Task to carry out: For the entries below, report every line that includes the word "this".

(Dataset records)
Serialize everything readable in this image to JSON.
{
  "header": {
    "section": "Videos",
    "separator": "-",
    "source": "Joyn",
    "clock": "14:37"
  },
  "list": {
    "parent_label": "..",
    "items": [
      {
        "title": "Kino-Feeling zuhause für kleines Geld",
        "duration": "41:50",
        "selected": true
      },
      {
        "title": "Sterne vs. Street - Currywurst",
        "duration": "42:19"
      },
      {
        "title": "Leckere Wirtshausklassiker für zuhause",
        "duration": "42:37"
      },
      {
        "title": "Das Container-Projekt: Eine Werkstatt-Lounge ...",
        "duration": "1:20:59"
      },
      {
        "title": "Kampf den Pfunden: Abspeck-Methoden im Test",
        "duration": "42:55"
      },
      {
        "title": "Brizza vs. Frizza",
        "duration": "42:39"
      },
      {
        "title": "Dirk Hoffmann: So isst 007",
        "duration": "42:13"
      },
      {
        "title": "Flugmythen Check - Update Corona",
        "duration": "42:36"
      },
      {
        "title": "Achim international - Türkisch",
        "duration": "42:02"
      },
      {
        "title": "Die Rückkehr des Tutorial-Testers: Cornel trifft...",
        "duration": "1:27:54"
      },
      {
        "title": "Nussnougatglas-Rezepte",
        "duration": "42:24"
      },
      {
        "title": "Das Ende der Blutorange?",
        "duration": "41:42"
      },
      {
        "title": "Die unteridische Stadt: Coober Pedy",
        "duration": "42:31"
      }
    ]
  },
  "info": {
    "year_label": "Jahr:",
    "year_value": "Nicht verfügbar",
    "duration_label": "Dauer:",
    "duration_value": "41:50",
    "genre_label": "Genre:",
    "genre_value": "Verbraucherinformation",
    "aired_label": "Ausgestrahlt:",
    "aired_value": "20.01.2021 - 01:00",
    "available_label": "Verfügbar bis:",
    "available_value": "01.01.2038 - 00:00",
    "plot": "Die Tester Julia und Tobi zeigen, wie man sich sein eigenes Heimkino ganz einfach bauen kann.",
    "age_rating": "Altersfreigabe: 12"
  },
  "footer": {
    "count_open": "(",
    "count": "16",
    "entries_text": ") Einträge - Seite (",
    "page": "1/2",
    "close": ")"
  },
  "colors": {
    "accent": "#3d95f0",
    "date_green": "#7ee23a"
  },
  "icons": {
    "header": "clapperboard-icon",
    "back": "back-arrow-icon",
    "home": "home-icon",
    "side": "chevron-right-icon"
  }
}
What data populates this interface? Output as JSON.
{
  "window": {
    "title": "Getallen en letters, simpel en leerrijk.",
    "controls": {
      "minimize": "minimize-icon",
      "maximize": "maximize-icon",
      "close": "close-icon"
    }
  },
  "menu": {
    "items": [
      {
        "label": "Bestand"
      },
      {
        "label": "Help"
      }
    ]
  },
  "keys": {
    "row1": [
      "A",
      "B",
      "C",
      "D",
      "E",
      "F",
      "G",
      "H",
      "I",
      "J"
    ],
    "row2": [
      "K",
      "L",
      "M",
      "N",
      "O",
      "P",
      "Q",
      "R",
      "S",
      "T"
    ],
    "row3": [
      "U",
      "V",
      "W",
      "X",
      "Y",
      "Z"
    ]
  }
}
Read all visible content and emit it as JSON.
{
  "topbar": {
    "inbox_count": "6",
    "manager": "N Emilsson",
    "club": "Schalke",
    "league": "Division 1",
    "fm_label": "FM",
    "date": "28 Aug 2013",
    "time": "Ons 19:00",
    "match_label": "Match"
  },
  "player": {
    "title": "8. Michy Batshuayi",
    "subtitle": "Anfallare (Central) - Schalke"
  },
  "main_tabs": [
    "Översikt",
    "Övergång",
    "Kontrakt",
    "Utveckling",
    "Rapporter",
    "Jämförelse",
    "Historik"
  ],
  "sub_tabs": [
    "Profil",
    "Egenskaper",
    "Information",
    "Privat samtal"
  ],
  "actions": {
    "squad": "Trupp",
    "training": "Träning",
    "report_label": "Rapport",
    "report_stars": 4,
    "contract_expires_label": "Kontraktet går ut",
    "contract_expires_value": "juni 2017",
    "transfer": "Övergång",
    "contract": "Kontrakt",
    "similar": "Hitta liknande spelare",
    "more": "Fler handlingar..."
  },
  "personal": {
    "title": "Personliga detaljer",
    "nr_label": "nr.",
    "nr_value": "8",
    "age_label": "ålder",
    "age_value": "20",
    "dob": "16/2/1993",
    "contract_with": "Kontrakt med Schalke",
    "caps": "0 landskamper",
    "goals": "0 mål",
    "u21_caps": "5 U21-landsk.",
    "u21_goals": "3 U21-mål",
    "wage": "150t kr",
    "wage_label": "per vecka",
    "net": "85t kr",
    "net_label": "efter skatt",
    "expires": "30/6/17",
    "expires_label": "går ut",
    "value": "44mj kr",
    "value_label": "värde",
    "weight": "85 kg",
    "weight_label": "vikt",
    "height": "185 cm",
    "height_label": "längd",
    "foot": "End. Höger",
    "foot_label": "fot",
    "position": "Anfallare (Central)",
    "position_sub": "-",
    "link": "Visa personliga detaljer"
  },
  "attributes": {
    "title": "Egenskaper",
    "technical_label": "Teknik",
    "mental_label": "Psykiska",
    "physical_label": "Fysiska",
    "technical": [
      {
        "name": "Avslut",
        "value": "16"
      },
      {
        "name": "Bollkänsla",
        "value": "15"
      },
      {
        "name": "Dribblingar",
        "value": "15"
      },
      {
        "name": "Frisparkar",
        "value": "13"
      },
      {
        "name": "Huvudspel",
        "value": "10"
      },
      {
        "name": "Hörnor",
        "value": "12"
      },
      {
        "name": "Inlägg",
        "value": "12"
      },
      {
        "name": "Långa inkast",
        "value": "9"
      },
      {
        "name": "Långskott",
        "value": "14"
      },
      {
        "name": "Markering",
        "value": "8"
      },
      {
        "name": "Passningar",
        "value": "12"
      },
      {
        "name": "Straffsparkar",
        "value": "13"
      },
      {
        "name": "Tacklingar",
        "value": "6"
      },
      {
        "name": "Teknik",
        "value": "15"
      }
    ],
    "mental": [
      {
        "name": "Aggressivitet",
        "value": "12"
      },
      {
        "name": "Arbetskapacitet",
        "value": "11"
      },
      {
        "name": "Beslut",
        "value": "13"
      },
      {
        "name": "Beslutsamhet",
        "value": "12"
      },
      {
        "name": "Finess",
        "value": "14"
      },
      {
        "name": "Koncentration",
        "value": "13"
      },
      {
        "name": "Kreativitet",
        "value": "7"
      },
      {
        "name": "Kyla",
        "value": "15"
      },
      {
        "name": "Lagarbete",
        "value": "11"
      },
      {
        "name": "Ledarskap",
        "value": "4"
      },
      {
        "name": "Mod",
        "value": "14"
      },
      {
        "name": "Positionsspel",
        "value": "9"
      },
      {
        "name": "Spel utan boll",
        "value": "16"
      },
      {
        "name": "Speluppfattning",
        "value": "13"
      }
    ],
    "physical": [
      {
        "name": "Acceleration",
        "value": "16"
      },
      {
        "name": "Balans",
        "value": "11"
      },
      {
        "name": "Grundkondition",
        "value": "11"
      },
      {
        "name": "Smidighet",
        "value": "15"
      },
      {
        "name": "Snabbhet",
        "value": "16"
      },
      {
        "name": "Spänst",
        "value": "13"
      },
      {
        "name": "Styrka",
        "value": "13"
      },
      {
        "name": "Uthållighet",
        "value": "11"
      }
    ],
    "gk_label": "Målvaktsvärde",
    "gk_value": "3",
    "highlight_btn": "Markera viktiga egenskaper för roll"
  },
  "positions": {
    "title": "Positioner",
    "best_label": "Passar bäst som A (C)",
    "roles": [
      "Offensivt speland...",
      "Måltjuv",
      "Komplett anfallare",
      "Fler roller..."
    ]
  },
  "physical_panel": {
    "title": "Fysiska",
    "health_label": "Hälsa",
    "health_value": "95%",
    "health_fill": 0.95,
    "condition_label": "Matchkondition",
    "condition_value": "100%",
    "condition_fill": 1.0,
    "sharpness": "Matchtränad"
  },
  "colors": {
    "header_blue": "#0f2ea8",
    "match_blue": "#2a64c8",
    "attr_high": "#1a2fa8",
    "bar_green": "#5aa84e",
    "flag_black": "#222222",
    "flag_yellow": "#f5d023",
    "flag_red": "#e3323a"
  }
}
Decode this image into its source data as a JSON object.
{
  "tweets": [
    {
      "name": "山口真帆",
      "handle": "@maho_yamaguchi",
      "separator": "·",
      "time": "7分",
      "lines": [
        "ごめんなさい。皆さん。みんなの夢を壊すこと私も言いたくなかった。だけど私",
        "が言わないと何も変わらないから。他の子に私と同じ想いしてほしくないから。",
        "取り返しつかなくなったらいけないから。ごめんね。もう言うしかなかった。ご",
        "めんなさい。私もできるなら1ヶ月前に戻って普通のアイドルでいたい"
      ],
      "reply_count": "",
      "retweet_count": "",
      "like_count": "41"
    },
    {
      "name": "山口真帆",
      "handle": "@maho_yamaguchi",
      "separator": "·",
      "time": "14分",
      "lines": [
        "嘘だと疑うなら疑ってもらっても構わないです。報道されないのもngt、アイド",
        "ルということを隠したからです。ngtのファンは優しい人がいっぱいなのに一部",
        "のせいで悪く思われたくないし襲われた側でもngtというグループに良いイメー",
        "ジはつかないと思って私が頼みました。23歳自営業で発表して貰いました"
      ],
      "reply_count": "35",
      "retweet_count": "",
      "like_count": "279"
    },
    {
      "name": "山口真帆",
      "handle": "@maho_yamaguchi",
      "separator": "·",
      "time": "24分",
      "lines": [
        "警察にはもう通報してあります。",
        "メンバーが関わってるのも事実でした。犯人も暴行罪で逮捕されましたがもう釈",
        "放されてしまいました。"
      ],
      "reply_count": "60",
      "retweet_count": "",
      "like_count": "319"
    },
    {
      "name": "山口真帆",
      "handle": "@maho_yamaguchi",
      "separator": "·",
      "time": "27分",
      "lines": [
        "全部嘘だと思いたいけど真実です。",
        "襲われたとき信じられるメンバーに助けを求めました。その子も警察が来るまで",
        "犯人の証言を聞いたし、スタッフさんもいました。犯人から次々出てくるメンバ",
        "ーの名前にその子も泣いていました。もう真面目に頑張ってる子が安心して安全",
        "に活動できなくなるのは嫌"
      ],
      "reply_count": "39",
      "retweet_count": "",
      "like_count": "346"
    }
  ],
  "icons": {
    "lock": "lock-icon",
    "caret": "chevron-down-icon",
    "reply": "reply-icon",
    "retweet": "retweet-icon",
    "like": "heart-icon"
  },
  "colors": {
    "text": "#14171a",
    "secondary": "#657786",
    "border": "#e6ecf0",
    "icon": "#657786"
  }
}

Answer section:
Serialize everything readable in this image to JSON.
What data populates this interface? Output as JSON.
Decode this image into its source data as a JSON object.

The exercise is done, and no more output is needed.